I’ve re-published below my friend and colleague Ron Hagelman’s October 2014 Broker World Magazine column. Ron writes eloquently and from his heart. Plus, he is fun to read. He explains why buying long-term care insurance (LTCi) will always be less about wealth preservation and more about love. The primary reasons my clients buy LTCi are to show kindness, consideration and love to themselves and their families.
Ron has a knack for describing the frustration and concern I experience on a daily basis. Most people refuse to think about what might happen to them in the last years of their lives, so far in the future.
I love you, Ron!
Here is Ron’s column, titled, “LTCi…Who Cares?”:
The frustration inherent in the title is not the point. Surveys continue to point out the obvious: As far as the future of the LTCI industry is concerned, familiarity with the pain and stress of caregiving in America remains the most reliable motivation to buy. The most recent U.S. census information confirms the inexorable progression of an aging population with 13 percent of our population currently over 65, rising to 20 percent by the year 2030. Institutional care has never been the answer. Nursing home populations have decreased by 20 percent since the year 2000. Although the growth of assisted living alternatives has been noticeable, seniors would of course rather receive care at home if at all possible. A report just released by the U.S. Census Bureau, “65+ in the U.S. 2010,” confirms what we already suspected: “90 percent of people older than 50 express the preference to be cared for in their own home.” The problem of course is who will provide that care. In another recent poll, 75 percent of seniors reported they could only identify two people who might help them when the time came that they needed care.

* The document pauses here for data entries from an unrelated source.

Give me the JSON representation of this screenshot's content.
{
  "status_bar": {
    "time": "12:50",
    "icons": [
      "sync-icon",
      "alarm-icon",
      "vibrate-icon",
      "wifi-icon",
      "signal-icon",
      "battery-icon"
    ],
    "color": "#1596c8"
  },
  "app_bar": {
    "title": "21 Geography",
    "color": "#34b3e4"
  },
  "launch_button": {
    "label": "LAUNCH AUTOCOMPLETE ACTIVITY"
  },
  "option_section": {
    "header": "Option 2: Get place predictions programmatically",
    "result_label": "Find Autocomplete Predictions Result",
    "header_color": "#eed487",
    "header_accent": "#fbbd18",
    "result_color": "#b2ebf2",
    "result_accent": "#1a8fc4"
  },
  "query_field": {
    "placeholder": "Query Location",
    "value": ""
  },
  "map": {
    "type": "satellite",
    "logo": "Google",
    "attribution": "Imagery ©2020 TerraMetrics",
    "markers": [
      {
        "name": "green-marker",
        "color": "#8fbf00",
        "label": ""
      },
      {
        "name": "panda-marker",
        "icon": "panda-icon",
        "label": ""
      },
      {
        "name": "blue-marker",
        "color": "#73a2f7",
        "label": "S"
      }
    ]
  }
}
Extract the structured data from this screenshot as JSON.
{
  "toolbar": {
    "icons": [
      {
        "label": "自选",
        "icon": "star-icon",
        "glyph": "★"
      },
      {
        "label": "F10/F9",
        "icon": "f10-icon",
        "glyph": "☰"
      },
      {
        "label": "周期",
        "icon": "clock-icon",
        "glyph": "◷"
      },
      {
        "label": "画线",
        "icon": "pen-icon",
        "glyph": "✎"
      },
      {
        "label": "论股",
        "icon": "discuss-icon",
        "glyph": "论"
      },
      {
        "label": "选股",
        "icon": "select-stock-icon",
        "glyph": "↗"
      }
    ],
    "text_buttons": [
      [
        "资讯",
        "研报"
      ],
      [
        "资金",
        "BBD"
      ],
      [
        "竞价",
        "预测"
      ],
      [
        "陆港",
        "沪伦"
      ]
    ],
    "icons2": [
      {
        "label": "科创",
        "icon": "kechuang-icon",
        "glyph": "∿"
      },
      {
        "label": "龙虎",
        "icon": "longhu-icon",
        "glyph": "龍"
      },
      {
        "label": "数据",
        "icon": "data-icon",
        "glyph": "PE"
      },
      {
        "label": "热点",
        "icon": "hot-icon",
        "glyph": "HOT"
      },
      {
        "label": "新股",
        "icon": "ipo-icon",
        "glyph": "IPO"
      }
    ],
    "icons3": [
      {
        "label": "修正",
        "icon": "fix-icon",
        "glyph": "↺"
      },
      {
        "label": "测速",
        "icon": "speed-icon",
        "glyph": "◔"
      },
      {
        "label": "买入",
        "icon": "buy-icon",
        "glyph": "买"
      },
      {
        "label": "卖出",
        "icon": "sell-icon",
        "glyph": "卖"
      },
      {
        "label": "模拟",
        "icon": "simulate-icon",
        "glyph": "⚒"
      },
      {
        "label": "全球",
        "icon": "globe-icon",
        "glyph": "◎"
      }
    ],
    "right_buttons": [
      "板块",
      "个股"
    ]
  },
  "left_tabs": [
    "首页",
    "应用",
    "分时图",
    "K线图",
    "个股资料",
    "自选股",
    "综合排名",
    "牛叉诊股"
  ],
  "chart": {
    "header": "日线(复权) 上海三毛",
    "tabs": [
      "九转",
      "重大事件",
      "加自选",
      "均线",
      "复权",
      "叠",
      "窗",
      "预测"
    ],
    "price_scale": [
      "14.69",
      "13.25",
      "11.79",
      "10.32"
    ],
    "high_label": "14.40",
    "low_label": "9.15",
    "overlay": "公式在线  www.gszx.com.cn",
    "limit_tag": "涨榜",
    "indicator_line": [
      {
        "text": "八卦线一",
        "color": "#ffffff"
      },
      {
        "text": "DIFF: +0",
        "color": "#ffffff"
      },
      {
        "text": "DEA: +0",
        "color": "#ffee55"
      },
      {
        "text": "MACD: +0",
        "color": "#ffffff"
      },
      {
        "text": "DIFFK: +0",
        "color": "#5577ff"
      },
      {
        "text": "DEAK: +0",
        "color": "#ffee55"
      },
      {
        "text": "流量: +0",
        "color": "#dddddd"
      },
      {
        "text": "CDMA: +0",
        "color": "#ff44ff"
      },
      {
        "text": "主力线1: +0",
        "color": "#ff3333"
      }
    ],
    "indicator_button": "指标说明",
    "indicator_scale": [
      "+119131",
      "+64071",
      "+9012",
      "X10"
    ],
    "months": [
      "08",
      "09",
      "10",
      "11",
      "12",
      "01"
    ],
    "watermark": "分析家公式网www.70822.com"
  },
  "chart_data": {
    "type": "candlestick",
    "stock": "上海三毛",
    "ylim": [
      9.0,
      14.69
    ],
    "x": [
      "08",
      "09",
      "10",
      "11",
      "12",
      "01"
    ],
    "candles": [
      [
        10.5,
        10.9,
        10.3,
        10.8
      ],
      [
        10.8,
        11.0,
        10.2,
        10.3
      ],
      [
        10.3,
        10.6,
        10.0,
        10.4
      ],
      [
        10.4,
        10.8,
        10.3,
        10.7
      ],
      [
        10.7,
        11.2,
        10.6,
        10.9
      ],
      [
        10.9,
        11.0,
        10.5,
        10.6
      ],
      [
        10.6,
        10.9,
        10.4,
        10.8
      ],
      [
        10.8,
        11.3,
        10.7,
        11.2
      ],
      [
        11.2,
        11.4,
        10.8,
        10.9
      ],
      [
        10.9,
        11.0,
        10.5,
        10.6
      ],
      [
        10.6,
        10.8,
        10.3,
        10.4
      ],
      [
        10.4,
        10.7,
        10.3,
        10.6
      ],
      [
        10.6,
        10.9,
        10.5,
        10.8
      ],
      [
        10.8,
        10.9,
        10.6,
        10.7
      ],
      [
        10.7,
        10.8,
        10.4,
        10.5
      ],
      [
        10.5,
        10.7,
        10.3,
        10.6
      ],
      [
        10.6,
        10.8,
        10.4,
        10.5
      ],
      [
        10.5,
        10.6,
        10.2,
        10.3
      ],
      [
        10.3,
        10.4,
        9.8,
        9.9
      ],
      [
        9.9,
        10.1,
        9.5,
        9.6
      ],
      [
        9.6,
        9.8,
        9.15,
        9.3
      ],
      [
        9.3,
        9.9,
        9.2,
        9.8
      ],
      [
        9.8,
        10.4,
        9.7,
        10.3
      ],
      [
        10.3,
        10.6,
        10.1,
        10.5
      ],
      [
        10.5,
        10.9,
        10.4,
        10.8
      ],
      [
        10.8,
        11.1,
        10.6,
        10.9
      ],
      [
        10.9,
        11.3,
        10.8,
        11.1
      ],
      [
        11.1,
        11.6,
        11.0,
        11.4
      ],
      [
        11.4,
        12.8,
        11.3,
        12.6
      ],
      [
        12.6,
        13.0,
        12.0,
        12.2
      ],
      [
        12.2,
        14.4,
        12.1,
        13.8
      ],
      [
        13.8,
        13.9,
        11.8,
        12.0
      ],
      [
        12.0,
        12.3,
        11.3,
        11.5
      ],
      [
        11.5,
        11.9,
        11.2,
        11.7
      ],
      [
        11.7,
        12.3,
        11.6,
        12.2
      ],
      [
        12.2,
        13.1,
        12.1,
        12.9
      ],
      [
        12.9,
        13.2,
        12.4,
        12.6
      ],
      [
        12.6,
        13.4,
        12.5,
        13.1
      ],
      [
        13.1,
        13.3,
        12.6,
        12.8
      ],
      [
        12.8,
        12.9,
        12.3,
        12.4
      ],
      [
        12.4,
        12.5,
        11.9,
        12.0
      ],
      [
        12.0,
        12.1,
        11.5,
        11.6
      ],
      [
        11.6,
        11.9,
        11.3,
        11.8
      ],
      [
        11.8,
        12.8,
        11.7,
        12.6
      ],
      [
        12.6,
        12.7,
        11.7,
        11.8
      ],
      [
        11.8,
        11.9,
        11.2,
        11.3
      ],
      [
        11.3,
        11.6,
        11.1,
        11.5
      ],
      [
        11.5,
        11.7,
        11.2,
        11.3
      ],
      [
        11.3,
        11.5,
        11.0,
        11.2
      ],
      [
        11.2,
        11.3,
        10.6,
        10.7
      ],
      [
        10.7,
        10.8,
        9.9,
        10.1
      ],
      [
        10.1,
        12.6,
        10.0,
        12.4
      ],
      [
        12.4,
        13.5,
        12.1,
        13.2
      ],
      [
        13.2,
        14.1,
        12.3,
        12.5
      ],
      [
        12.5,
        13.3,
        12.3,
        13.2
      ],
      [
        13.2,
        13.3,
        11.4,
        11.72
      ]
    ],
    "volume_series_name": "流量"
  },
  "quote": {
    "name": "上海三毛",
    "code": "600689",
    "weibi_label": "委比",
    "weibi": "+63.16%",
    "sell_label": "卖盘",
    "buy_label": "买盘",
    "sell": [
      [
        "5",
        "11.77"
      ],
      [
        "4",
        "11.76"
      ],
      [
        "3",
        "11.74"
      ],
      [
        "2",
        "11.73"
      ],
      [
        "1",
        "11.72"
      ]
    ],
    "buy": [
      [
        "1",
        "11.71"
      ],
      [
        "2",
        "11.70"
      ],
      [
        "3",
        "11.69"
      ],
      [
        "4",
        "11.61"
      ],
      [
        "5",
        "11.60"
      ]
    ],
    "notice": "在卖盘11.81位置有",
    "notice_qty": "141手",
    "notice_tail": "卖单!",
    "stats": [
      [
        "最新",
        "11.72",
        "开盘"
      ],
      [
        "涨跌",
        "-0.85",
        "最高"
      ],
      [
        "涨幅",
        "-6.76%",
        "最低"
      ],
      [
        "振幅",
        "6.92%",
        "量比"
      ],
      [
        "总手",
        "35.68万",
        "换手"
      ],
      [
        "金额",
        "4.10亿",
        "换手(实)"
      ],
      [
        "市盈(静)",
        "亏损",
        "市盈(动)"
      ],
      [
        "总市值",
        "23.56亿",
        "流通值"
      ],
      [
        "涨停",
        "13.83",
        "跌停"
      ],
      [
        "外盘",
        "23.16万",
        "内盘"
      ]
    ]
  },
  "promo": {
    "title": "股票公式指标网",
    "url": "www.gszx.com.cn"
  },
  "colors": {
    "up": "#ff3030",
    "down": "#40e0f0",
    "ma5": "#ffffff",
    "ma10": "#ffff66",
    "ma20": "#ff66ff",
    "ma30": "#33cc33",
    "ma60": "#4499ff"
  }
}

Finding care may be the single largest problem we all will face when the need for care arises. The fact is that roughly 70 percent of all informal care comes from relatives. This is, however, a vanishing resource. According to the new AARP study, “The Aging of the Baby Boom and the Growing Care Gap,” the ratio of potential family caregivers to high risk people in their eighties is falling rapidly. Although seven to one in 2010, it is expected to drop to four to one by 2023, and three to one in 2050. There is no alternative but to shift to more paid caregivers, which will dramatically increase the cost of future long term care. I think we can all agree that perhaps the hardest part of the sales conversation is explaining the real risk and convincing your prospect that, “Yes, this can happen to you!” Improper, misguided and inadequate planning remains our curse. (Amen, Ron!)
Although most buyers claim that protecting assets is their primary motivation for acquiring coverage, the purchase of LTCI is never just about the money. Just as a long term care event is never just about the person needing care—it is about all those family members willing to respond to the problem, which can severely impact their own finances and their careers (including their own health issues aggravated by the stress of caregiving). The bottom line is that attempting to plan for long term care is not simply a financial decision. There are more important questions concerning who will provide your care, in what setting will it take place, to what extent do you plan to involve family members, and from exactly where will the money arrive? Please recognize that it is immediate family, those for whom the insured cares the most, who will bear the burden of care. Eighty percent of the time, informal caregivers are the most immediate family, including spouses, daughters, daughters-in-law, and sons-in-law. Caregiving, especially from spouses, may represent a substantial threat to the caregiver’s health, accelerating their own need for long term care. Usually there is a progression of care from part time assistance to full time maintenance, and as we know, as the need for care increases, the importance of freedom of choice and the quality of that care also increases.
A strong recommendation is to include your anticipated plan for care and available funding dedicated to that purpose in a separate “Care Agreement.” Too often families find themselves thrust into a care event for which no one was prepared. It is estimated that one-quarter of all Americans are currently receiving care. For 10 years this column has attempted to explore why what may represent America’s largest underinsured, under-planned and under-prepared risk remains at the end of the planning conversation instead of at its heart. Too many on both sides of the sale continue to ignore the obvious at their own peril. By not making the risk a required universal recognition and featuring its resolution as a centerpiece of everyone’s planning practice, we unnecessarily jeopardize consumer confidence, agent ethics and company relevance.
Other than that I have no opinion on the subject.
Ronald R. Hagelman Jr., CLTC, CSA, LTCP
CLTC, CSA, LTCP, has been a teacher, cattle rancher, agent, brokerage general agent, corporate consultant and home office executive. As a consultant he has created numerous individual and group insurance products. A nationally recognized motivational speaker, Hagelman has served on the LIMRA, Society of Actuaries, and ILTCI committees. He is past president of the American Association for Long Term Care Insurance and continues to work with LTCI company advisory boards. He remains a contributing “friend” of the SOA LTCI Section Council and the SOA Future of LTCI committee. Hagelman is president of Broadtower Insurance Solutions, a national IMO helping BGAs enhance LTCI production. Hagelman can be reached at Broadtower Insurance Solutions, Inc., 156 N. Solms Rd., New Braunfels, TX 78132. Telephone: 830-620-4066. Email: firstname.lastname@example.org. Website: www.BroadtowerInsurance.com.